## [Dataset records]
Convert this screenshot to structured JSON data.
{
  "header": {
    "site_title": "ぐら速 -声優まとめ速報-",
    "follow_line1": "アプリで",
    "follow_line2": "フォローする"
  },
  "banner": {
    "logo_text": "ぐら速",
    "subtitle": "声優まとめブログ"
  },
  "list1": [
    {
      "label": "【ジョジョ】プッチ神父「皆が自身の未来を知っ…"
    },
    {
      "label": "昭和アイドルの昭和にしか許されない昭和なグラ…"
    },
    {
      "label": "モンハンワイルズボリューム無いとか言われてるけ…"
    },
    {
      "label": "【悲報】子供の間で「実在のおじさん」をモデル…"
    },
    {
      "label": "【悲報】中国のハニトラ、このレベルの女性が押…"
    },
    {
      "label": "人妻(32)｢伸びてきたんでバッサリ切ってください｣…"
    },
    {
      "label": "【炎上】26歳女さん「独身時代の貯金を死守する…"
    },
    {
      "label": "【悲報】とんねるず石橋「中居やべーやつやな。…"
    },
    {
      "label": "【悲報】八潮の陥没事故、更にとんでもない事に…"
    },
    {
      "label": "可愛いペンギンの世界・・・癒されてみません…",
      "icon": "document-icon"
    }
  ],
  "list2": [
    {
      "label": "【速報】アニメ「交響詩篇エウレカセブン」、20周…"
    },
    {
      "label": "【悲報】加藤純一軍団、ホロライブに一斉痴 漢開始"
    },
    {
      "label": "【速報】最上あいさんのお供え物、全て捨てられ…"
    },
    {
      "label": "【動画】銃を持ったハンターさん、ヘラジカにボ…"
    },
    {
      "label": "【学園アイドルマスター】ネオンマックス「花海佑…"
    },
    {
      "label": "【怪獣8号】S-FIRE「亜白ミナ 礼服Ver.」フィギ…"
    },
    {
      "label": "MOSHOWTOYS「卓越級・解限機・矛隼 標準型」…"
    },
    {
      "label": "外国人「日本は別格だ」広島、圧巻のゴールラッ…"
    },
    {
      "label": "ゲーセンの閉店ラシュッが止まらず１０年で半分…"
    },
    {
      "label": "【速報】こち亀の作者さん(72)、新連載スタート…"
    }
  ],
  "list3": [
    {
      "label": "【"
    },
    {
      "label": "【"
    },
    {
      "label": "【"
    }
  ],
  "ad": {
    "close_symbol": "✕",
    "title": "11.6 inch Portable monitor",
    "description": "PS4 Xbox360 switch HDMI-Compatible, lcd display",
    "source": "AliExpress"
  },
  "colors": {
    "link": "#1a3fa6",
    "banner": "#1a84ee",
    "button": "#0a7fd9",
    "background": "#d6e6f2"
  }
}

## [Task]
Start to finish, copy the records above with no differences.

## [Exercise output]
Convert this screenshot to structured JSON data.
{
  "header": {
    "site_title": "ぐら速 -声優まとめ速報-",
    "follow_line1": "アプリで",
    "follow_line2": "フォローする"
  },
  "banner": {
    "logo_text": "ぐら速",
    "subtitle": "声優まとめブログ"
  },
  "list1": [
    {
      "label": "【ジョジョ】プッチ神父「皆が自身の未来を知っ…"
    },
    {
      "label": "昭和アイドルの昭和にしか許されない昭和なグラ…"
    },
    {
      "label": "モンハンワイルズボリューム無いとか言われてるけ…"
    },
    {
      "label": "【悲報】子供の間で「実在のおじさん」をモデル…"
    },
    {
      "label": "【悲報】中国のハニトラ、このレベルの女性が押…"
    },
    {
      "label": "人妻(32)｢伸びてきたんでバッサリ切ってください｣…"
    },
    {
      "label": "【炎上】26歳女さん「独身時代の貯金を死守する…"
    },
    {
      "label": "【悲報】とんねるず石橋「中居やべーやつやな。…"
    },
    {
      "label": "【悲報】八潮の陥没事故、更にとんでもない事に…"
    },
    {
      "label": "可愛いペンギンの世界・・・癒されてみません…",
      "icon": "document-icon"
    }
  ],
  "list2": [
    {
      "label": "【速報】アニメ「交響詩篇エウレカセブン」、20周…"
    },
    {
      "label": "【悲報】加藤純一軍団、ホロライブに一斉痴 漢開始"
    },
    {
      "label": "【速報】最上あいさんのお供え物、全て捨てられ…"
    },
    {
      "label": "【動画】銃を持ったハンターさん、ヘラジカにボ…"
    },
    {
      "label": "【学園アイドルマスター】ネオンマックス「花海佑…"
    },
    {
      "label": "【怪獣8号】S-FIRE「亜白ミナ 礼服Ver.」フィギ…"
    },
    {
      "label": "MOSHOWTOYS「卓越級・解限機・矛隼 標準型」…"
    },
    {
      "label": "外国人「日本は別格だ」広島、圧巻のゴールラッ…"
    },
    {
      "label": "ゲーセンの閉店ラシュッが止まらず１０年で半分…"
    },
    {
      "label": "【速報】こち亀の作者さん(72)、新連載スタート…"
    }
  ],
  "list3": [
    {
      "label": "【"
    },
    {
      "label": "【"
    },
    {
      "label": "【"
    }
  ],
  "ad": {
    "close_symbol": "✕",
    "title": "11.6 inch Portable monitor",
    "description": "PS4 Xbox360 switch HDMI-Compatible, lcd display",
    "source": "AliExpress"
  },
  "colors": {
    "link": "#1a3fa6",
    "banner": "#1a84ee",
    "button": "#0a7fd9",
    "background": "#d6e6f2"
  }
}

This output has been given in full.